As I mentioned before, early on we realized that our framework would not live, or serve its intended purpose for very long if we did not find a way to implement some sort of business layer. It was at this time that I was reading the PEAA book and realized that the Service Layer(133) pattern was exactly what we needed. Specifically the "domain facade" that Fowler describes. This is a Service Layer(133) that implements a set of thin facades over the Domain Model(116).
In its simplest form, a Service Layer(133) is a business logic layer. By implementing the Service Layer(133) pattern, we were now able to keep 100% of our client specific code out of the Domain Model(116), giving us greater flexibility, and also reducing the amount of regression testing we needed to do for every change dramatically.
The first couple of projects where we implemented the Service Layer(133) were a bit time consuming. This was not due to the patterns complexity, but more so because we had to go back and create Service Layers(133) for the existing projects, strip out client specific code from the Domain Model(116), and then retest. Even though this bit of refactoring was time consuming, it was also very valuable for the team. It gave us a lot of insight as to how we should plan future enhancements and also helped the team as a whole to better understand the Domain Model(116) since not all developers were involved in its initial creation.
Our first couple of Service Layer(133) designs were less than perfect. Initially our UI was making direct calls to methods in both the Domain Model(116) and the Service Layer(133), sometimes even in the same method. This quickly proved to be an issue and we made the decision that all object iterations must go through the Service Layer(133) only. This helped to reduce a number of issues we ran in to during testing, especially the casting issues we were having.
3.1 Data Mapper(165)"A layer of Mappers(473) that moves data between objects and a database while keeping them independent of each other and the mapper itself."
The Data Mapper(165) pattern is where a lot of the magic happens. Fowler does an excellent job of defining exactly what a Data Mapper(165) should consist of, and what it should not. Although I was not involved with the initial design of our framework, I am able to look back and clearly see why the Data Mapper(165) pattern was implemented. Because of the Data Mapper(165) pattern, our Domain Model(116) and Service Layers(133) are completely unaware of the data source. This gives us the flexibility to use any data source we want. We currently have support for MSSQL and Oracle, but if we were to need to use, say MySQL, we would not be rewriting our entire Domain Model(116). Instead we would simply need to create a new set of Data Mappers(165) and be on our way.

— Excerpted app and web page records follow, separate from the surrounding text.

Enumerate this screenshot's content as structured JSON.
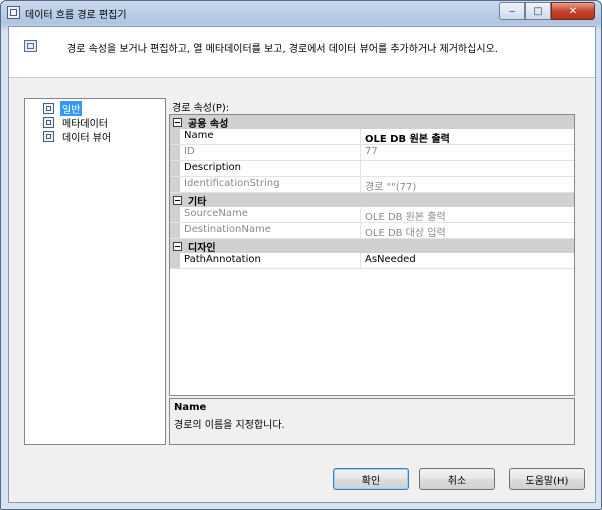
{
  "window": {
    "title": "데이터 흐름 경로 편집기",
    "icon": "editor-window-icon",
    "caption_buttons": {
      "minimize": "‒",
      "maximize": "□",
      "close": "✕"
    }
  },
  "header": {
    "description": "경로 속성을 보거나 편집하고, 열 메타데이터를 보고, 경로에서 데이터 뷰어를 추가하거나 제거하십시오."
  },
  "sidebar": {
    "items": [
      {
        "label": "일반",
        "selected": true
      },
      {
        "label": "메타데이터",
        "selected": false
      },
      {
        "label": "데이터 뷰어",
        "selected": false
      }
    ]
  },
  "properties": {
    "label": "경로 속성(P):",
    "categories": [
      {
        "name": "공용 속성",
        "rows": [
          {
            "name": "Name",
            "value": "OLE DB 원본 출력",
            "readonly": false,
            "bold": true
          },
          {
            "name": "ID",
            "value": "77",
            "readonly": true
          },
          {
            "name": "Description",
            "value": "",
            "readonly": false
          },
          {
            "name": "IdentificationString",
            "value": "경로 \"\"(77)",
            "readonly": true
          }
        ]
      },
      {
        "name": "기타",
        "rows": [
          {
            "name": "SourceName",
            "value": "OLE DB 원본 출력",
            "readonly": true
          },
          {
            "name": "DestinationName",
            "value": "OLE DB 대상 입력",
            "readonly": true
          }
        ]
      },
      {
        "name": "디자인",
        "rows": [
          {
            "name": "PathAnnotation",
            "value": "AsNeeded",
            "readonly": false
          }
        ]
      }
    ]
  },
  "description_panel": {
    "title": "Name",
    "text": "경로의 이름을 지정합니다."
  },
  "buttons": {
    "ok": "확인",
    "cancel": "취소",
    "help": "도움말(H)"
  }
}
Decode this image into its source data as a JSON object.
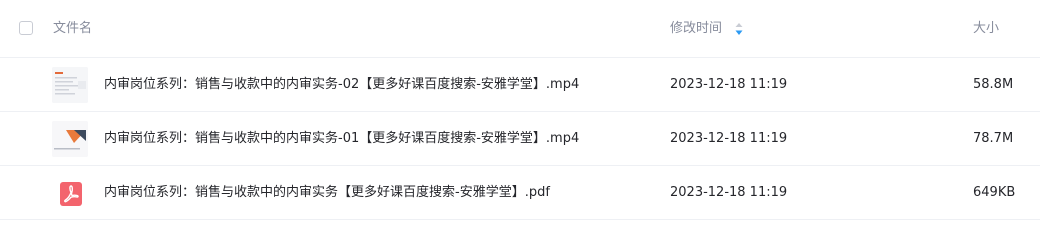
{
  "header": {
    "name_label": "文件名",
    "time_label": "修改时间",
    "size_label": "大小"
  },
  "files": [
    {
      "name": "内审岗位系列：销售与收款中的内审实务-02【更多好课百度搜索-安雅学堂】.mp4",
      "modified": "2023-12-18 11:19",
      "size": "58.8M",
      "icon": "video-thumbnail"
    },
    {
      "name": "内审岗位系列：销售与收款中的内审实务-01【更多好课百度搜索-安雅学堂】.mp4",
      "modified": "2023-12-18 11:19",
      "size": "78.7M",
      "icon": "video-thumbnail"
    },
    {
      "name": "内审岗位系列：销售与收款中的内审实务【更多好课百度搜索-安雅学堂】.pdf",
      "modified": "2023-12-18 11:19",
      "size": "649KB",
      "icon": "pdf-icon"
    }
  ],
  "colors": {
    "header_text": "#878c9c",
    "row_text": "#25262b",
    "divider": "#eef0f4",
    "sort_accent": "#2b9af3",
    "pdf_red": "#f3646d"
  }
}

Martin also describes a couple different ways to implement the Data Mapper(165) pattern. One way is the single mapper approach. As he describes, this is only ideal if your code base also implements the Metadata Mapper(306). Since ours does not, we chose to implement one Data Mapper(165) per object in our Domain Model(116) and Service Layers(133).
And that concludes my first ever CodeProject article. I will be following this article up with 2 more articles. The next one will be focused on Object-Relational Behavioral Patterns and Object-Relational Structural Patterns and the final article will cover Web Presentation Patterns.
I expect feedback from you. I don't care if you think I did an outstanding job with this review, or if you feel I should delete it. Please provide me with feedback! Thank you for your time and I hope you have enjoyed this article.